THR: There were some discussions at NBC about whether the show would return to the "everyday people" format next season or continue with a celebrity cast.
Burnett: I think we could do both. I don't think that we'd just go and do a regular one, but I think we could alternate seasons with it. There's certainly a real place there for finding people who've lost jobs but who are really smart and driven -- it's just a bad economy -- and that would be a good thematic season: giving people another chance. On the other hand, "Celebrity Apprentice" has done so well, there's no way we're going to move off that right now. Only a fool would chance success.
THR: It's been said that you're considering something special for the 20th season of "Survivor," like an all-star version with some sort of format change.
Burnett: There's so much being discussed. No decisions have been made. Clearly it's 10 years (and) 20 seasons. We'll do something really cool, but we certainly won't be making any big format changes.
THR: There are a lot of different reality shows coming up, such as "More to Love," "Crash Course," "Undercover Boss" and "Somebody's Gotta Go." Are there any that you think are good ideas or stand a chance at success?

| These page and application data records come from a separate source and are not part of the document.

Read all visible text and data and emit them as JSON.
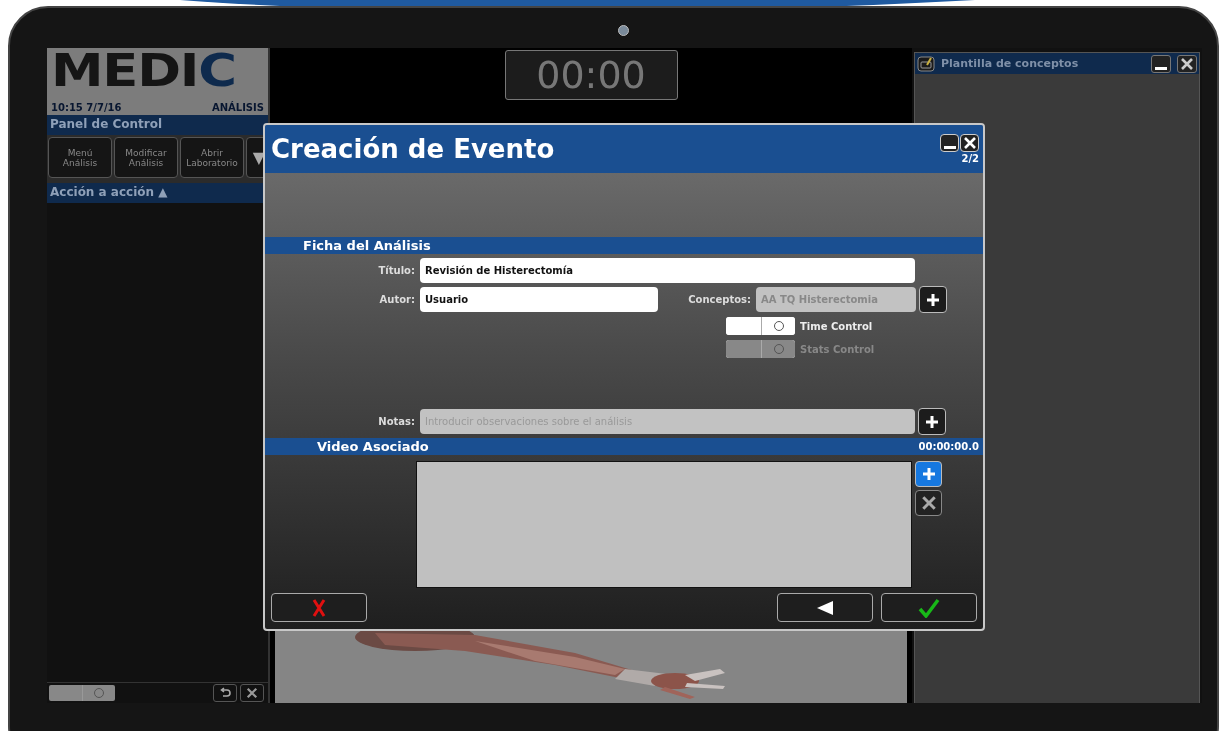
{
  "left_panel": {
    "logo": "MEDIC",
    "time": "10:15 7/7/16",
    "mode": "ANÁLISIS",
    "panel_title": "Panel de Control",
    "buttons": [
      "Menú Análisis",
      "Modificar Análisis",
      "Abrir Laboratorio"
    ],
    "more_button": "▼",
    "section": "Acción a acción ▲",
    "toggle": {
      "on": false
    }
  },
  "timer": "00:00",
  "side_window": {
    "title": "Plantilla de conceptos"
  },
  "dialog": {
    "title": "Creación de Evento",
    "page": "2/2",
    "section": "Ficha del Análisis",
    "titulo": {
      "label": "Título:",
      "value": "Revisión de Histerectomía"
    },
    "autor": {
      "label": "Autor:",
      "value": "Usuario"
    },
    "conceptos": {
      "label": "Conceptos:",
      "value": "AA TQ Histerectomia",
      "disabled": true
    },
    "toggles": [
      {
        "label": "Time Control",
        "disabled": false
      },
      {
        "label": "Stats Control",
        "disabled": true
      }
    ],
    "notas": {
      "label": "Notas:",
      "placeholder": "Introducir observaciones sobre el análisis"
    },
    "video": {
      "title": "Video Asociado",
      "time": "00:00:00.0"
    }
  }
}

Burnett: I think "More to Love" (billed as a dating competition for "average-looking" people) has a really big chance because most of the population are not cover girls or male models, therefore it's relatable. Everybody deserves love, everybody deserves a chance. I wish I'd thought of it. It takes some elements of "The Biggest Loser," some elements of "The Bachelor" and merges them. You can never underestimate (Fox president of alternative programing) Mike Darnell.
THR: What's your favorite reality show to watch -- that's not one of your own?

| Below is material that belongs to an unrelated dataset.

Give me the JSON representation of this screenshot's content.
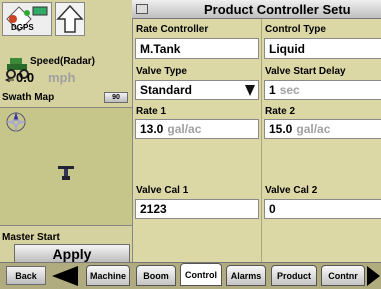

Burnett: "American Idol." I've got three kids, and it's a great shared family viewing experience. I'm sure it's why "Survivor" is so successful. "Survivor" is also a great shared family viewing experience. You won't see on "Survivor" unnecessary nudity or certain language choices.
THR: The Emmy nominations are coming up. Which reality show deserves to win?
Burnett: I do feel that the reality category needs to be expanded. I understand why they don't because despite the fact that more viewers watch reality. There are no actual stars and they're concerned about the TV broadcast having star-quality red-carpet stars. But actually half of the top 10 shows on television are reality series. I feel that lumping a talent show like "American Idol" in with an adventure/competition show like "Survivor" -- and even with something like "Extreme Makeover: Home Edition," which has got no elimination, just an hour of really cool, dramatic, heartwarming TV -- it's almost the same as putting a sports program, a comedy and a drama in the same category.
THR: Is it true you're selling your company?
Burnett: No! I'm happily making television, and a lot of people say a lot of things, you know. I'm happy puddling along making good television. If the right opportunity came along to acquire the right companies or do something really exciting and interesting that complements what I'm doing, then I would totally consider it, but nothing right now.
THR: You're the first reality producer to get a star on the Walk of Fame.
Burnett: It really is a very big thing because (the star) lives on, on that street that my grandchildren can be taken to see way after I'm dead and gone. I came to this country, worked hard, and the American dream came true. That star in the pavement (is the proof).
Editing by Sheri Linden at Reuters